Conceived and prepared primarily as a text for use in college courses, it is hoped none the less that the volume may prove of service to persons everywhere whose interest in the subject leads them to seek the sort of information which is here presented.

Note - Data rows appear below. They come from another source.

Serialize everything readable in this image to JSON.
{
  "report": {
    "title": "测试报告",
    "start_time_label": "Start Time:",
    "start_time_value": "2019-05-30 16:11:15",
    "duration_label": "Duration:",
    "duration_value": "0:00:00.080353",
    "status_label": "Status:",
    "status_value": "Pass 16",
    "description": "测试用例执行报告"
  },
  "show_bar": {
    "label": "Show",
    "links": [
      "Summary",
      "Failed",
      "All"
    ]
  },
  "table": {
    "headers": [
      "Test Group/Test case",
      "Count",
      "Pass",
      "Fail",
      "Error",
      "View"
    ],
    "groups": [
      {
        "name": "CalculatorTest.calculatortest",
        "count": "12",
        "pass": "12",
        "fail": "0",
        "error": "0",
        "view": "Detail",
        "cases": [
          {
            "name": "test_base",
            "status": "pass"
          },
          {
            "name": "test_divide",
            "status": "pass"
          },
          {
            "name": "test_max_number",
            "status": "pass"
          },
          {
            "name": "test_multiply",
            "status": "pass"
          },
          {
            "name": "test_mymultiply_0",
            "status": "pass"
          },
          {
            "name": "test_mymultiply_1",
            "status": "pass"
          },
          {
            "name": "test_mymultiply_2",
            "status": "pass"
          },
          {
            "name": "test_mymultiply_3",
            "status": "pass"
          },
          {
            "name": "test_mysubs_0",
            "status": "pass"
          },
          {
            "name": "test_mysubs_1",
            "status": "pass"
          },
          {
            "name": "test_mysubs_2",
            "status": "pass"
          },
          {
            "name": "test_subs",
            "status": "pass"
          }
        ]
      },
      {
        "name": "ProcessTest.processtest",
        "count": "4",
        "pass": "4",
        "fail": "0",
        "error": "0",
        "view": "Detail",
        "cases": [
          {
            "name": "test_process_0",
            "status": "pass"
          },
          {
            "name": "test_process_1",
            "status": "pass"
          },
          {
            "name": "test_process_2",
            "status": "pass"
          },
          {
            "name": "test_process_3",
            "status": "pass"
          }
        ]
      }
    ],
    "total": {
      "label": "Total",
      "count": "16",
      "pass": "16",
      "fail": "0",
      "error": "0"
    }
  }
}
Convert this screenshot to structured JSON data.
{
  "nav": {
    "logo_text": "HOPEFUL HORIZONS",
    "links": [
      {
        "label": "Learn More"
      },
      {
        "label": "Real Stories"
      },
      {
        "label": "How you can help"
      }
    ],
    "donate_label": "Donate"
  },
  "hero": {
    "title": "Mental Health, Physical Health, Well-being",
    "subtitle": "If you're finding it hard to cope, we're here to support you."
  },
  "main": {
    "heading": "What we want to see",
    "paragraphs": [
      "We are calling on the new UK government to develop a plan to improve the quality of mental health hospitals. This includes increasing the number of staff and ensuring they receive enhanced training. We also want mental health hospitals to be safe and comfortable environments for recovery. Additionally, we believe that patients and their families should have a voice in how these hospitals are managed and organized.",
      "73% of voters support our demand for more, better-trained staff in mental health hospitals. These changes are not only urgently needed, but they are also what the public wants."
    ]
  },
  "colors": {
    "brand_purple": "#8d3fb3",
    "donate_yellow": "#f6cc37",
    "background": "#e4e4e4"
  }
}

lopment which has (p. 002) made it what it is; and this ordinarily means the tracing of origins and of changes which stretch through a prolonged period of time. Men have sometimes imagined that they were creating a governmental system de novo, and it occasionally happens, as in France in 1791 and in Portugal in 1911, that a régime is instituted which has little apparent connection with the past. History demonstrates, however, in the first place, that such a régime is apt to perpetuate more of the old than is at the time supposed and, in the second place, that unless it is connected vitally with the old, the chances of its achieving stability or permanence are inconsiderable. In Germany, for example, if the institutions of the Empire were essentially new in 1871, the governmental systems of the several federated states, and of the towns and local districts, exhibited numerous elements which in origin were mediæval. In France, if central institutions, and even the political arr